by Michael Kunzelman, Associated Press | Diverse Issues in Higher Ed
August 4, 2010
NEW ORLEANS – Two White students who were denied admission to the University of Texas at Austin asked a federal appeals court Tuesday to rule that the school impermissibly uses race in its undergraduate admissions decisions.
A three-judge panel from the 5th U.S. Circuit Court of Appeals didn't indicate when it will rule after hearing arguments in the case brought by Abigail Fisher and Rachel Michalewicz, who were denied admission to UT's 2008 freshman class.
U.S. District Judge Sam Sparks of Austin dismissed the students' lawsuit last year.

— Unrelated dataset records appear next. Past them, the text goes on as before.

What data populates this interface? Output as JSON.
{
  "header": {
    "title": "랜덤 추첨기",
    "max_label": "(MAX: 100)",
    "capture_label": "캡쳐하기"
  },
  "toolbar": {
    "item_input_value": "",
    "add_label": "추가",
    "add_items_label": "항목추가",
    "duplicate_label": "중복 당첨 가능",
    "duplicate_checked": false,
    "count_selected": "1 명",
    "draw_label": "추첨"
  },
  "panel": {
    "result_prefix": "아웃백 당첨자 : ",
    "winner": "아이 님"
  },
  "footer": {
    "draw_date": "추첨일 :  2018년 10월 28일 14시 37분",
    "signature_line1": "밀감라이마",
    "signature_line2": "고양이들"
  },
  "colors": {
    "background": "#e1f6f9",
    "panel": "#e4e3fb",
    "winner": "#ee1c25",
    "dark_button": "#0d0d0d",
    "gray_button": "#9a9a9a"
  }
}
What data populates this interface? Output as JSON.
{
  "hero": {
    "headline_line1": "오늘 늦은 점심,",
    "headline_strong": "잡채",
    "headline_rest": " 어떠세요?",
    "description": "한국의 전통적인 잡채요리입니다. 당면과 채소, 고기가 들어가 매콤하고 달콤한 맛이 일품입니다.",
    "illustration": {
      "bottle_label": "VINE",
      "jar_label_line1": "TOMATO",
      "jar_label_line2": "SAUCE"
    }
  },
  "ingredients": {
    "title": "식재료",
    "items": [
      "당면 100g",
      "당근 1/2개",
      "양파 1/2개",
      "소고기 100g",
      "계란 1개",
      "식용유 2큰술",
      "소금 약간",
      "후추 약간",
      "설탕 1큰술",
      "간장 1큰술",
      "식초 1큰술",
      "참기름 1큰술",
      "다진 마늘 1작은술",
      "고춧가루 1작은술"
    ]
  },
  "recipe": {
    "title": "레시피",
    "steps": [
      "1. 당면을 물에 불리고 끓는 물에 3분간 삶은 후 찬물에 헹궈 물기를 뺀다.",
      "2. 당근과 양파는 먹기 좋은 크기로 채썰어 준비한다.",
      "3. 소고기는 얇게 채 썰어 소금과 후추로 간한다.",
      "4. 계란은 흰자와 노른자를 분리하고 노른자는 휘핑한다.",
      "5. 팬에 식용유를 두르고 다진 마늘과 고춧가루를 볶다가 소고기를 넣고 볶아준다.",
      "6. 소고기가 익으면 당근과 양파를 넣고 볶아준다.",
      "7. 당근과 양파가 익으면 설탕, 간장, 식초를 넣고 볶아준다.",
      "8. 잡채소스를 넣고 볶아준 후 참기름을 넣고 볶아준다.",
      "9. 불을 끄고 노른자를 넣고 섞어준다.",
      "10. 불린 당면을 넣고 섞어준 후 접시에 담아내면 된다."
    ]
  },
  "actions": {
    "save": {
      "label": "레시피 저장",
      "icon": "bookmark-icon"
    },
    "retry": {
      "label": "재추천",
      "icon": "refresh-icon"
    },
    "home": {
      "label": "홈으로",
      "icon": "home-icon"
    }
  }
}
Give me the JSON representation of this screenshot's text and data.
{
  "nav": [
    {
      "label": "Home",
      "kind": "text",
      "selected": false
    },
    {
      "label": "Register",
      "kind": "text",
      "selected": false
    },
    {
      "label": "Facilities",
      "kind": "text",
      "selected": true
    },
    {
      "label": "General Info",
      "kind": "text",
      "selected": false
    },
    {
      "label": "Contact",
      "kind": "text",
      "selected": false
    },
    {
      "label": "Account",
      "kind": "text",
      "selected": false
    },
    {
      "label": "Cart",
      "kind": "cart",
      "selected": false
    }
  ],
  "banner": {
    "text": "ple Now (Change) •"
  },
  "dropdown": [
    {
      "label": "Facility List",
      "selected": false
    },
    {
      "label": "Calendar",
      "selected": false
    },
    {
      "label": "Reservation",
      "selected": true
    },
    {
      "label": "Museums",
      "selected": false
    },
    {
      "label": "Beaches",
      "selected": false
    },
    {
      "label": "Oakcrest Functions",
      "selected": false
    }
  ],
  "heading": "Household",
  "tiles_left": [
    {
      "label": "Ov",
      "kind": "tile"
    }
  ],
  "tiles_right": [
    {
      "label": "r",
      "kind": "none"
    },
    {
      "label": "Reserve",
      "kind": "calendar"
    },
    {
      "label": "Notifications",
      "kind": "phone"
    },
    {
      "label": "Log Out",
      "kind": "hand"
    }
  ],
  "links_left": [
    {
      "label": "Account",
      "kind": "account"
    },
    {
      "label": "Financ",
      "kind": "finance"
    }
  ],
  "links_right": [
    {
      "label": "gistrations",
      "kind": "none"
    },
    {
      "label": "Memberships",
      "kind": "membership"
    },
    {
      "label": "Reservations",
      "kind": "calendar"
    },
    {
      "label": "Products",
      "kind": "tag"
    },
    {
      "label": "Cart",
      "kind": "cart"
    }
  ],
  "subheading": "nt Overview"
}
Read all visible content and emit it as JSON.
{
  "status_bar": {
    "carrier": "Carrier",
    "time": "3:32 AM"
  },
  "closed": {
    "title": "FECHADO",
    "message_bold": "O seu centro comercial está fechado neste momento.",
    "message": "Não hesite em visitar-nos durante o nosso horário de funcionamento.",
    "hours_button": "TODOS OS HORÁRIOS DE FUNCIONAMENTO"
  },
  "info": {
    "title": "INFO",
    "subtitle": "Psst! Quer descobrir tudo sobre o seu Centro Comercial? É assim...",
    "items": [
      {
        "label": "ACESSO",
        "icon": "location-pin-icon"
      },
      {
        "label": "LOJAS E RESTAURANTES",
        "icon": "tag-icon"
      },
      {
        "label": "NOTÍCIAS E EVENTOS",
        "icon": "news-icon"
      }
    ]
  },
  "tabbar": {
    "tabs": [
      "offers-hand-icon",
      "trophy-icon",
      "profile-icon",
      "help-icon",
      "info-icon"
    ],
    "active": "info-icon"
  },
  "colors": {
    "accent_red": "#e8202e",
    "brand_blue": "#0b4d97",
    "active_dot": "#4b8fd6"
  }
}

They appealed, claiming UT's consideration of race in its admissions process is unconstitutional because it pursues a representational goal rather an educational one.
“A brute-force solution that says, ‘If I admit more minorities, I'm going to solve the problems,’ is not going to work,” said Bert Rein, an attorney for the students.
But a lawyer for the state says the university’s 2005 admissions policy was drafted to adhere to a 2003 decision by the U.S. Supreme Court upholding affirmative action at the University of Michigan's law school.
5th Circuit Judge Patrick Higginbotham seemed to agree, saying the UT system was “plainly crafted very, very carefully to comply with (the 2003 decision).”
“It appears to use race contextually,” the judge said.
Texas Solicitor General James Ho, who represented UT at the hearing, said the plaintiffs have conceded that UT's admissions policy is “constitutionally indistinguishable” from the University of Michigan law school's policy.
“They only argue that UT does not need such a policy,” Ho added.
In court papers, Ho said the Supreme Court's 2003 decision in Grutter v. Bollinger “ushered in an era of peace in an area previously plagued by tumultuous litigation.”
“Since that time, not a single suit has been filed to our knowledge challenging university affirmative action policies until now,” he wrote.
UT automatically offers admission to any applicant who graduates in the top 10 percent of a Texas high school class. The school also uses a formula based on applicants' class rank and standardized test scores and employs a “personal achievement score” that considers a student's extracurricular activities, community service and work experience.
In 2005, UT began including race as one of the “special circumstances” factors included in determining an applicant's personal achievement score.
UT says that policy change was necessary because the school did not have a sufficiently diverse student body prior to 2005. The plaintiffs countered in court papers that UT uses race in an “open-ended fashion, untethered to any educational goal.”
“You can't just say the goal justifies any means,” Rein told the judges.
Neither student is seeking to be admitted to UT. Fisher, whose parents attended Tuesday's hearing, enrolled at Louisiana State University. Michalewicz attends St. Edward's University in Austin, her lawyer said.